Keywords : discretization error; grid convergence index; finite element; mesh refinement; verification

  • [1] J.T. Oden, T. Belytschko, J. Fish, T.J. Hughes, C. Johnson, D. Keyes, A. Laub, L. Petzold, D. Srolovitz, and S. Yip, “Revolutionizing engineering science through simulation”, in NationalScience Foundation Blue Ribbon Panel Report 65, National Science Foundation, Arlington, 2006.Google Scholar

  • [2] L.F. Konikow and J.D. Bredehoeft, “Ground-water models cannot be validated”, Advances in Water Resources 15 (1), 75-83 (1992).Google Scholar

  • [3] L. Kwaśniewski, “On practical problems with verification and validation of computational models”, Archives of Civil Eng. LV (3), 323-346 (2009).Google Scholar

  • [4] I. Babuska and J.T. Oden, “Verification and validation in computational engineering and science: basic concepts”, ComputerMethods in Applied Mechanics and Eng. 193 (36-38), 4057-4066 (2004).Google Scholar

  • [5] U.S. Department of Defense, Verification, Validation, andAccreditation (VV&A) Recommended Practices Guide, Defense Modeling and Simulation Office, Office of the Director of Defense Research and Engineering, Virginia, 1996, www.dmso.mil/docslib.Google Scholar

  • [6] AIAA, Guide for the Verification and Validation of ComputationalFluid Dynamics Simulations, American Institute of Aeronautics and Astronautics, AIAA-G-077-1998, Reston, 1998.Google Scholar

  • [7] ASME, Guide for Verification and Validation in ComputationalSolid Mechanics, American Society of Mechanical Engineers, Virginia, 2006.Google Scholar

  • [8] J. Zhu and O. Zienkiewicz, “A posteriori error estimation and three-dimensional automatic mesh generation”, in Finite Elementsin Analysis and Design, vol. 25, no. 1-2, pp. 167-184, Elsevier, London, 1997.Google Scholar

  • [9] L.E. Schwer, “Is your mesh refined enough?

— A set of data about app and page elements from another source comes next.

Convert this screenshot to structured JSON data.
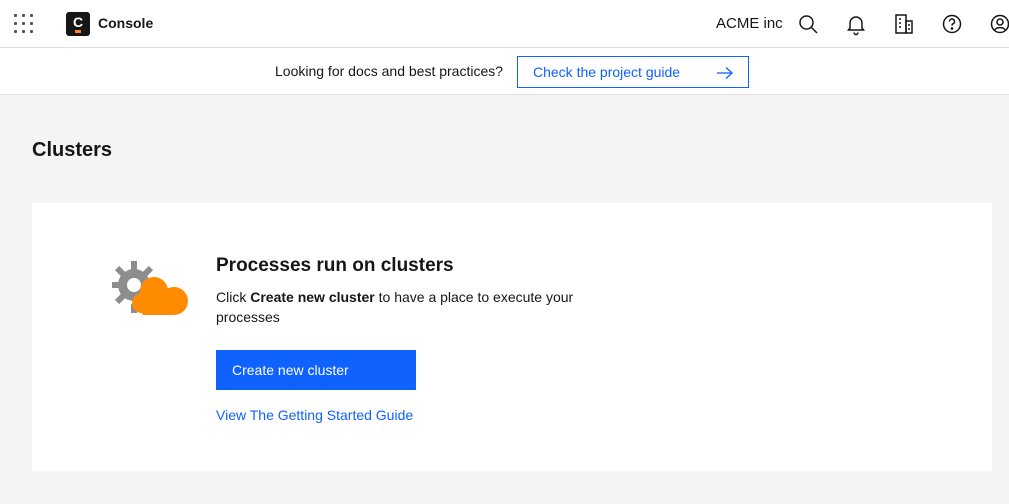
{
  "header": {
    "product_name": "Console",
    "logo_letter": "C",
    "org_name": "ACME inc",
    "icons": [
      "app-switcher-icon",
      "search-icon",
      "notification-icon",
      "building-icon",
      "help-icon",
      "user-avatar-icon"
    ]
  },
  "banner": {
    "text": "Looking for docs and best practices?",
    "button_label": "Check the project guide"
  },
  "page": {
    "title": "Clusters"
  },
  "empty_state": {
    "heading": "Processes run on clusters",
    "body_prefix": "Click ",
    "body_bold": "Create new cluster",
    "body_suffix": " to have a place to execute your processes",
    "primary_button": "Create new cluster",
    "link": "View The Getting Started Guide"
  },
  "colors": {
    "accent": "#0f62fe",
    "illustration_cloud": "#ff8c00",
    "illustration_gear": "#8d8d8d"
  }
}
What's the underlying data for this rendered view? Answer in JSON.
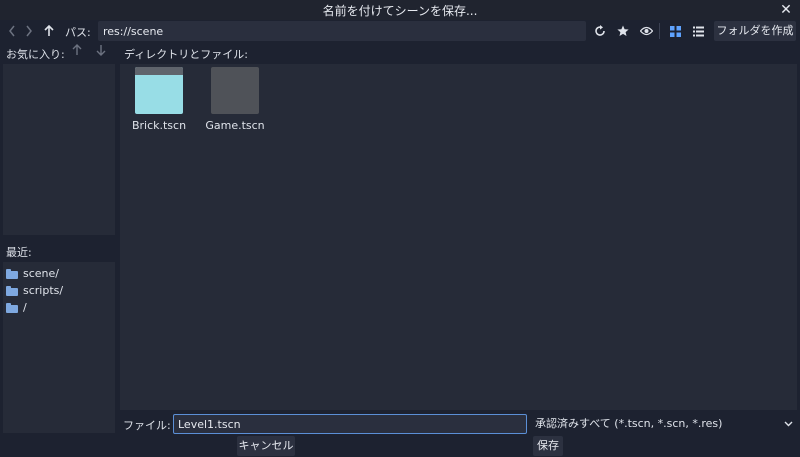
{
  "dialog": {
    "title": "名前を付けてシーンを保存...",
    "close_glyph": "✕"
  },
  "toolbar": {
    "path_label": "パス:",
    "path_value": "res://scene",
    "make_folder_label": "フォルダを作成"
  },
  "favorites": {
    "label": "お気に入り:"
  },
  "directories": {
    "label": "ディレクトリとファイル:"
  },
  "recent": {
    "label": "最近:",
    "items": [
      {
        "label": "scene/"
      },
      {
        "label": "scripts/"
      },
      {
        "label": "/"
      }
    ]
  },
  "files": [
    {
      "name": "Brick.tscn",
      "thumb_color": "#98dde6"
    },
    {
      "name": "Game.tscn",
      "thumb_color": "#4f5258"
    }
  ],
  "footer": {
    "file_label": "ファイル:",
    "file_value": "Level1.tscn",
    "filter_value": "承認済みすべて (*.tscn, *.scn, *.res)",
    "cancel_label": "キャンセル",
    "save_label": "保存"
  },
  "colors": {
    "background": "#1d2230",
    "panel": "#262b38",
    "accent": "#5fa3ff",
    "folder": "#7ea8e0"
  }
}
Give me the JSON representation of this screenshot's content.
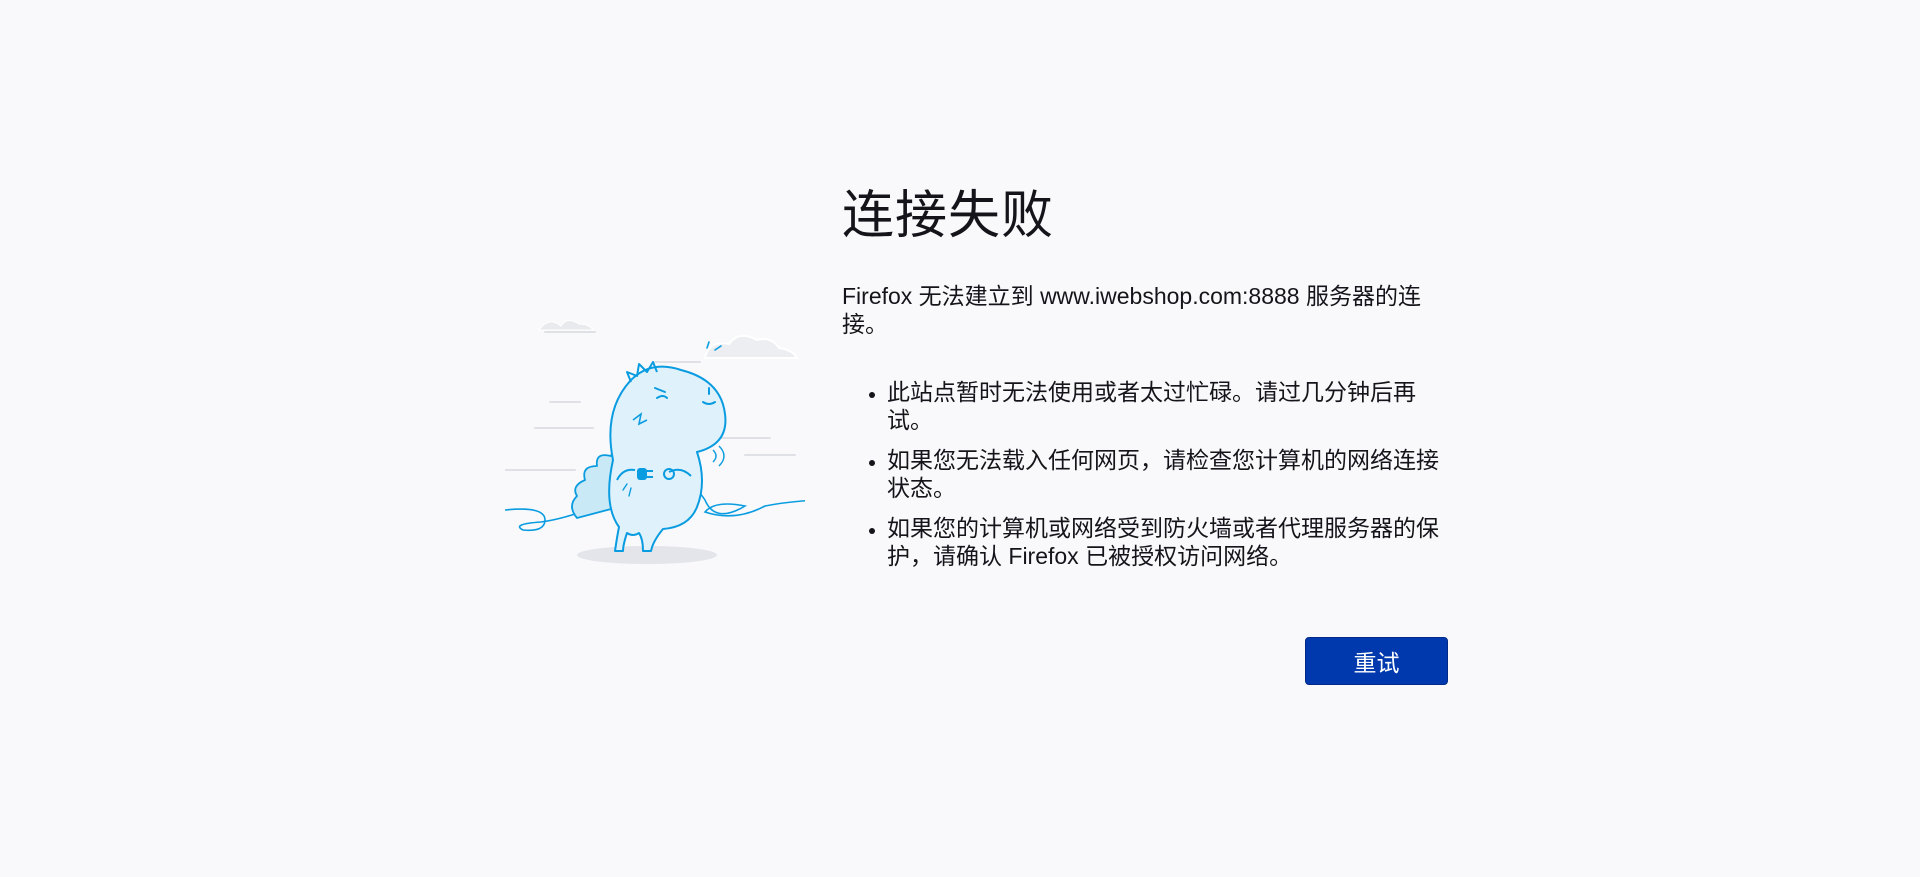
{
  "error": {
    "title": "连接失败",
    "intro": "Firefox 无法建立到 www.iwebshop.com:8888 服务器的连接。",
    "tips": [
      "此站点暂时无法使用或者太过忙碌。请过几分钟后再试。",
      "如果您无法载入任何网页，请检查您计算机的网络连接状态。",
      "如果您的计算机或网络受到防火墙或者代理服务器的保护，请确认 Firefox 已被授权访问网络。"
    ]
  },
  "actions": {
    "retry_label": "重试"
  },
  "colors": {
    "background": "#f9f9fb",
    "button": "#0039ad",
    "illustration": "#0a9ce0"
  }
}
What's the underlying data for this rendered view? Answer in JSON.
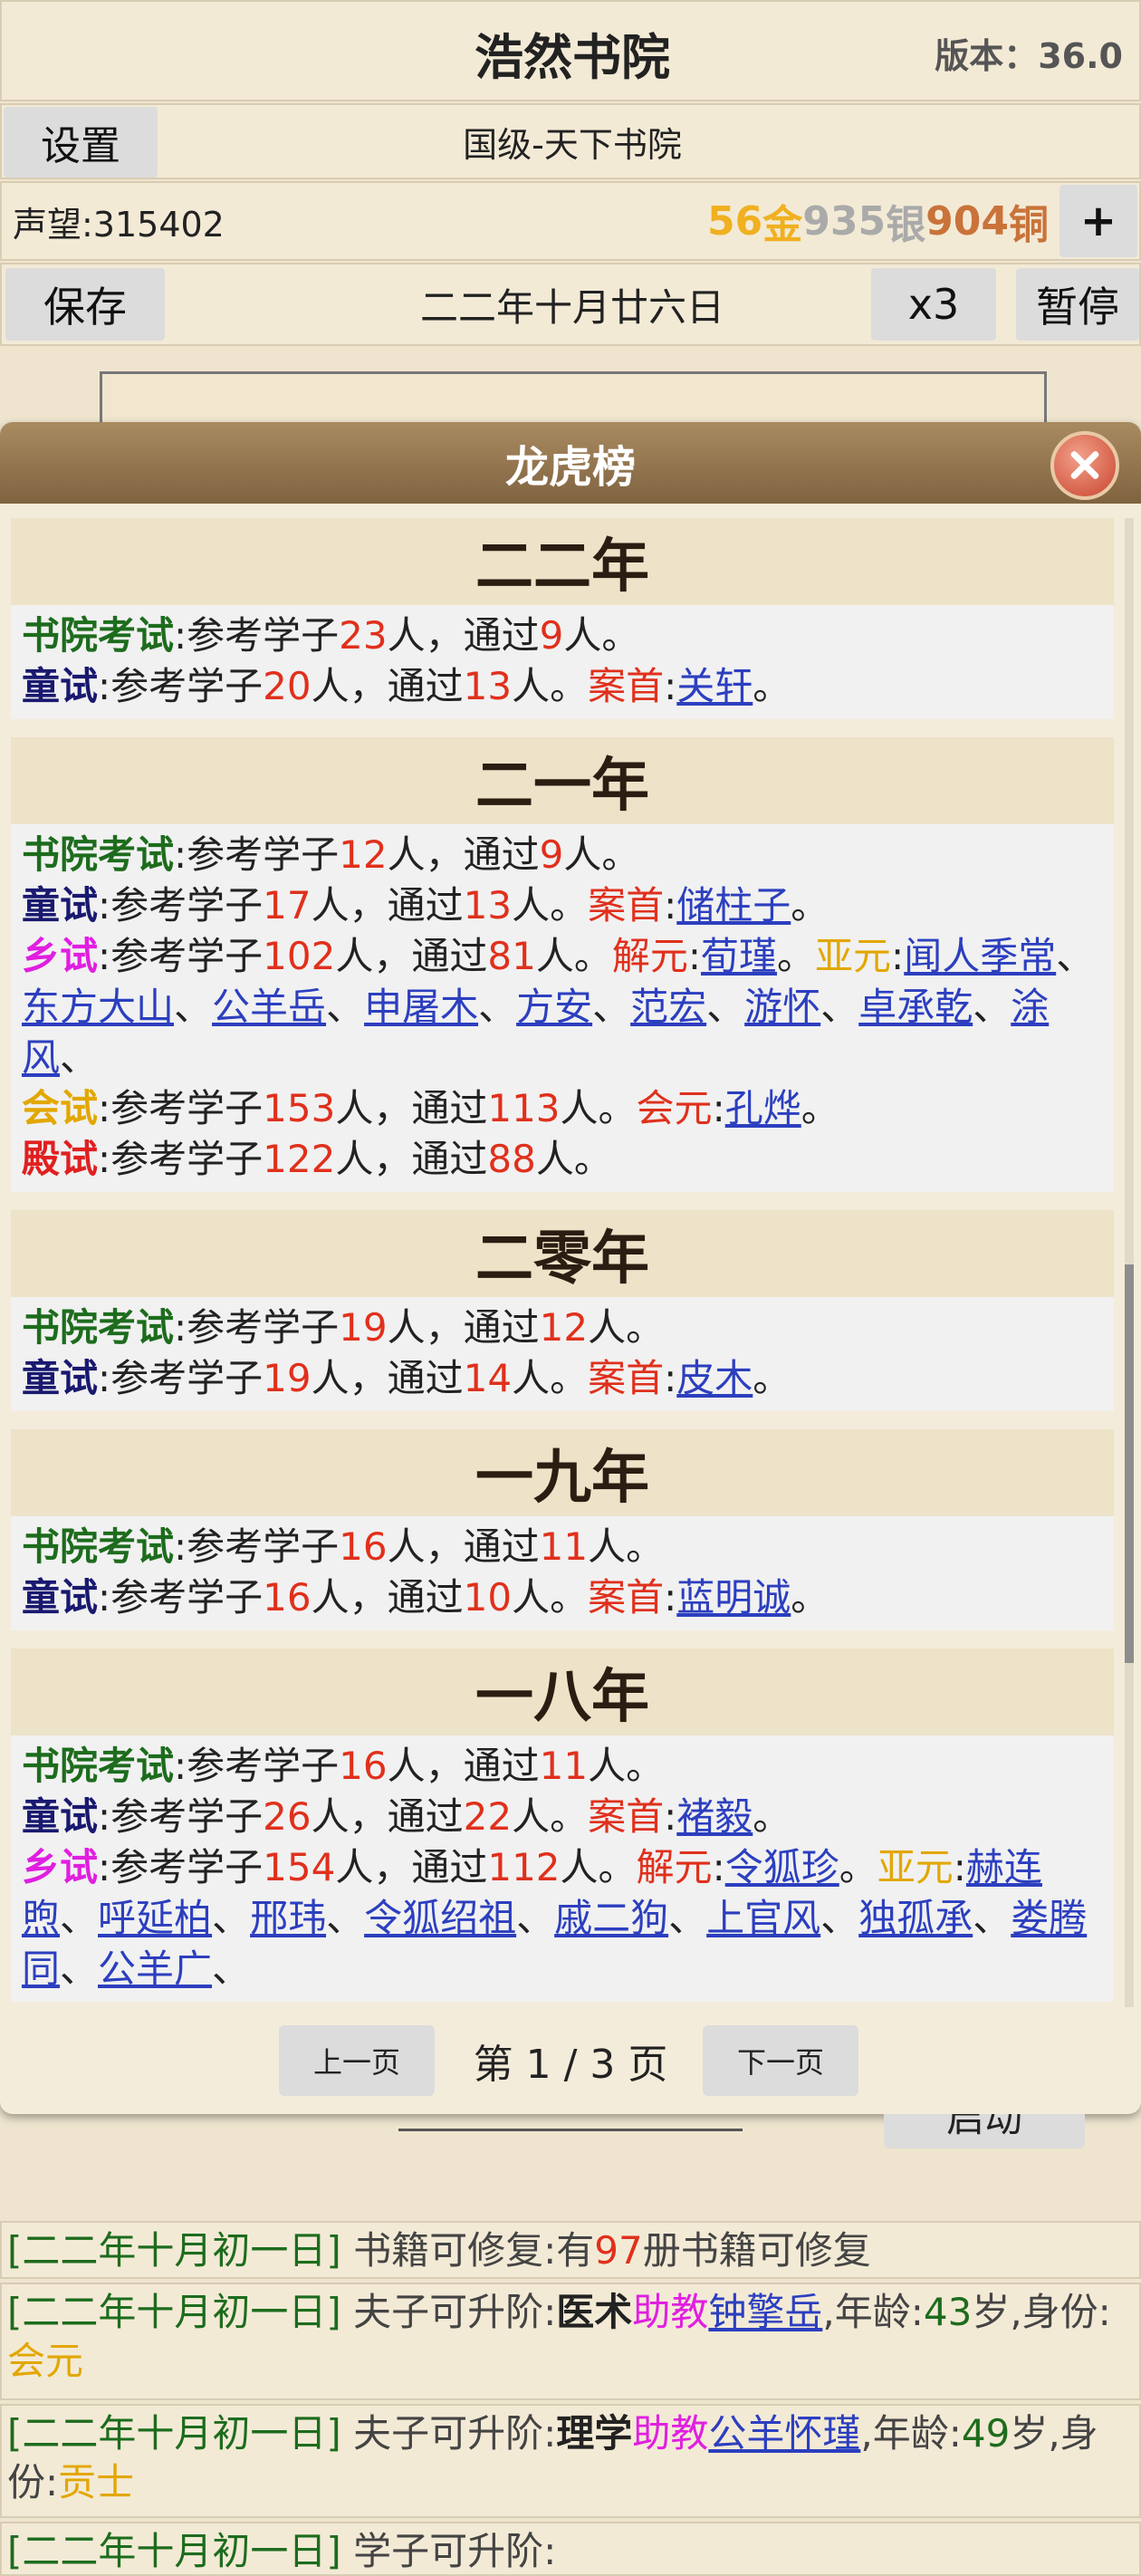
{
  "header": {
    "title": "浩然书院",
    "version": "版本：36.0"
  },
  "toolbar": {
    "settings_label": "设置",
    "rank": "国级-天下书院",
    "reputation": "声望:315402",
    "money": {
      "gold": "56",
      "gold_unit": "金",
      "silver": "935",
      "silver_unit": "银",
      "copper": "904",
      "copper_unit": "铜"
    },
    "add_label": "+",
    "save_label": "保存",
    "date": "二二年十月廿六日",
    "speed_label": "x3",
    "pause_label": "暂停"
  },
  "modal": {
    "title": "龙虎榜",
    "years": [
      {
        "title": "二二年",
        "lines": [
          {
            "k": "书院考试",
            "c": "k1",
            "a": "23",
            "b": "9"
          },
          {
            "k": "童试",
            "c": "k2",
            "a": "20",
            "b": "13",
            "first_label": "案首",
            "names": [
              "关轩"
            ]
          }
        ]
      },
      {
        "title": "二一年",
        "lines": [
          {
            "k": "书院考试",
            "c": "k1",
            "a": "12",
            "b": "9"
          },
          {
            "k": "童试",
            "c": "k2",
            "a": "17",
            "b": "13",
            "first_label": "案首",
            "names": [
              "储柱子"
            ]
          },
          {
            "k": "乡试",
            "c": "k3",
            "a": "102",
            "b": "81",
            "first_label": "解元",
            "names": [
              "荀瑾"
            ],
            "second_label": "亚元",
            "seconds": [
              "闻人季常",
              "东方大山",
              "公羊岳",
              "申屠木",
              "方安",
              "范宏",
              "游怀",
              "卓承乾",
              "涂风"
            ]
          },
          {
            "k": "会试",
            "c": "k4",
            "a": "153",
            "b": "113",
            "first_label": "会元",
            "names": [
              "孔烨"
            ]
          },
          {
            "k": "殿试",
            "c": "k5",
            "a": "122",
            "b": "88"
          }
        ]
      },
      {
        "title": "二零年",
        "lines": [
          {
            "k": "书院考试",
            "c": "k1",
            "a": "19",
            "b": "12"
          },
          {
            "k": "童试",
            "c": "k2",
            "a": "19",
            "b": "14",
            "first_label": "案首",
            "names": [
              "皮木"
            ]
          }
        ]
      },
      {
        "title": "一九年",
        "lines": [
          {
            "k": "书院考试",
            "c": "k1",
            "a": "16",
            "b": "11"
          },
          {
            "k": "童试",
            "c": "k2",
            "a": "16",
            "b": "10",
            "first_label": "案首",
            "names": [
              "蓝明诚"
            ]
          }
        ]
      },
      {
        "title": "一八年",
        "lines": [
          {
            "k": "书院考试",
            "c": "k1",
            "a": "16",
            "b": "11"
          },
          {
            "k": "童试",
            "c": "k2",
            "a": "26",
            "b": "22",
            "first_label": "案首",
            "names": [
              "褚毅"
            ]
          },
          {
            "k": "乡试",
            "c": "k3",
            "a": "154",
            "b": "112",
            "first_label": "解元",
            "names": [
              "令狐珍"
            ],
            "second_label": "亚元",
            "seconds": [
              "赫连煦",
              "呼延柏",
              "邢玮",
              "令狐绍祖",
              "戚二狗",
              "上官风",
              "独孤承",
              "娄腾同",
              "公羊广"
            ]
          }
        ]
      }
    ],
    "text": {
      "t1": ":参考学子",
      "t2": "人，通过",
      "t3": "人。",
      "sep": ":",
      "comma": "、",
      "period": "。"
    },
    "pager": {
      "prev": "上一页",
      "info": "第 1 / 3 页",
      "next": "下一页"
    }
  },
  "launch_label": "启动",
  "logs": [
    {
      "date": "[二二年十月初一日]",
      "pre": " 书籍可修复:有",
      "num": "97",
      "post": "册书籍可修复"
    },
    {
      "date": "[二二年十月初一日]",
      "pre": " 夫子可升阶:",
      "subject": "医术",
      "role": "助教",
      "name": "钟擎岳",
      "age_label": ",年龄:",
      "age": "43",
      "id_label": "岁,身份:",
      "identity": "会元"
    },
    {
      "date": "[二二年十月初一日]",
      "pre": " 夫子可升阶:",
      "subject": "理学",
      "role": "助教",
      "name": "公羊怀瑾",
      "age_label": ",年龄:",
      "age": "49",
      "id_label": "岁,身份:",
      "identity": "贡士"
    },
    {
      "date": "[二二年十月初一日]",
      "pre": " 学子可升阶:",
      "subject": "",
      "role": "",
      "name": "",
      "age_label": "",
      "age": "",
      "id_label": "",
      "identity": ""
    }
  ]
}
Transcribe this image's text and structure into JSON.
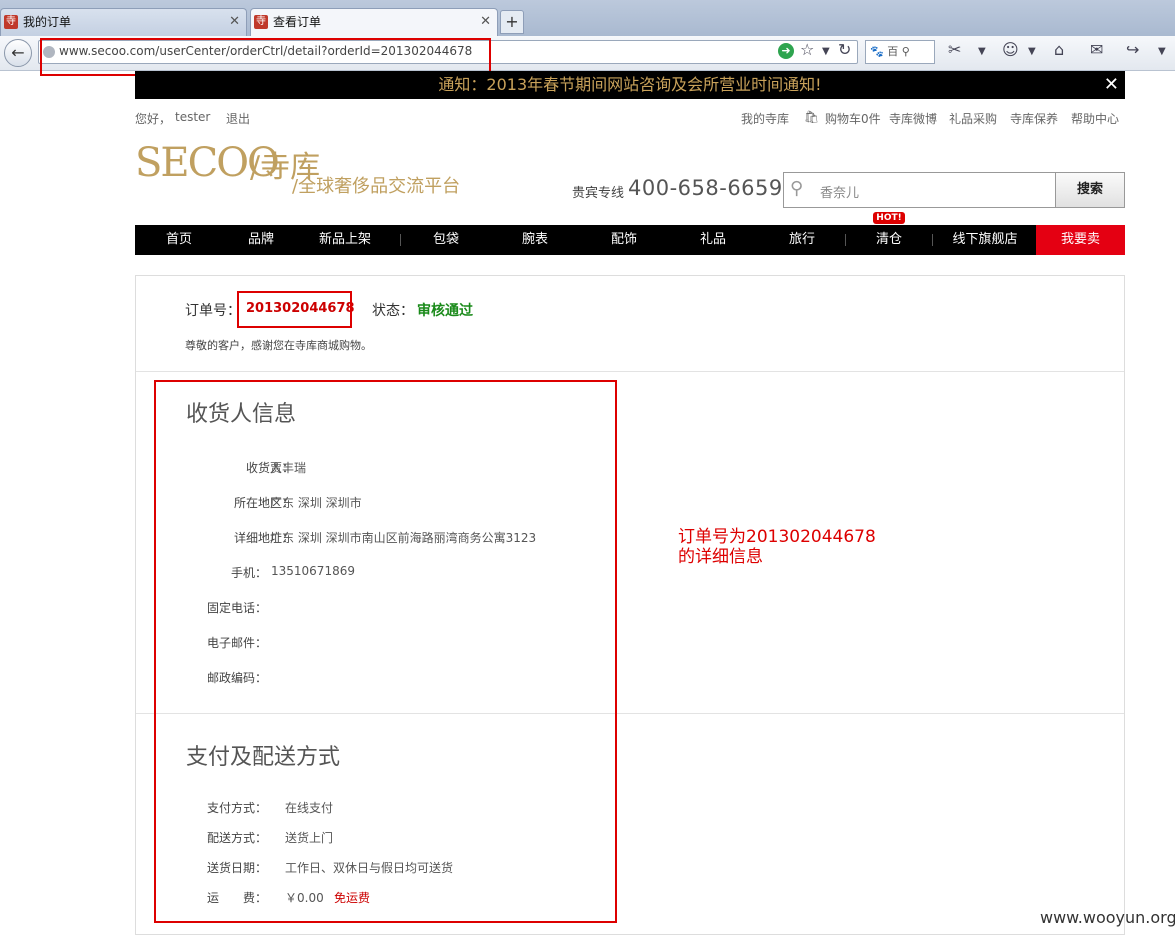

Estimating discretization error using GCI”, 7th LS-DYNA Anwenderforum I-I-45-54, CD-ROM (2008).Google Scholar

  • [10] P.J. Roache, “Verification and validation in computational science and engineering”, Computing in Science Eng. 1, 8-9 (1998).Google Scholar

  • [11] L.F. Richardson, “The approximate arithmetical solution by finite differences of physical problems including differential equations. with an application to the stresses in a masonry dam”, Philosophical Trans. Royal Society of London A 210 (459-470), 307-357 (1911).Google Scholar

  • [12] NASA NPARC Alliance Verification and Validation, ExaminingSpatial (Grid) Convergence, http://www.grc.nasa.gov/WWW/wind/valid/tutorial/spatconv.html.Google Scholar

  • [13] J.O. Hallquist, LS-DYNA Keyword User’s Manual-Version971, Livermore Software Technology Corporation, Livermore, 2007.Google Scholar

  • [14] ABAQUS Users Manual V. 6.10-1, Dassault Systemes Simulia Corp., Providence, 2010.Google Scholar

  • [15] J. Gere and S. Timoshenko, Mechanics of Materials, Brooks, Cole Publishing, New York, 2000.Google Scholar

About the article

Published Online: 2013-05-01

Published in Print: 2013-03-01


Citation Information: Bulletin of the Polish Academy of Sciences: Technical Sciences, ISSN (Print) 0239-7528, DOI: https://doi.org/10.2478/bpasts-2013-0010.

Export Citation

This content is open access.

Citing Articles

Here you can find all Crossref-listed publications in which this article is cited. If you would like to receive automatic email messages as soon as this article is cited in other publications, simply activate the “Citation Alert” on the top of this page.

[1]
Changchao Guo, Zhijun Wei, Kan Xie, and Ningfei Wang
Journal of Propulsion and Power, 2017, Volume 33, Number 4, Page 815

Comments (0)

Please log in or register to comment.
Log in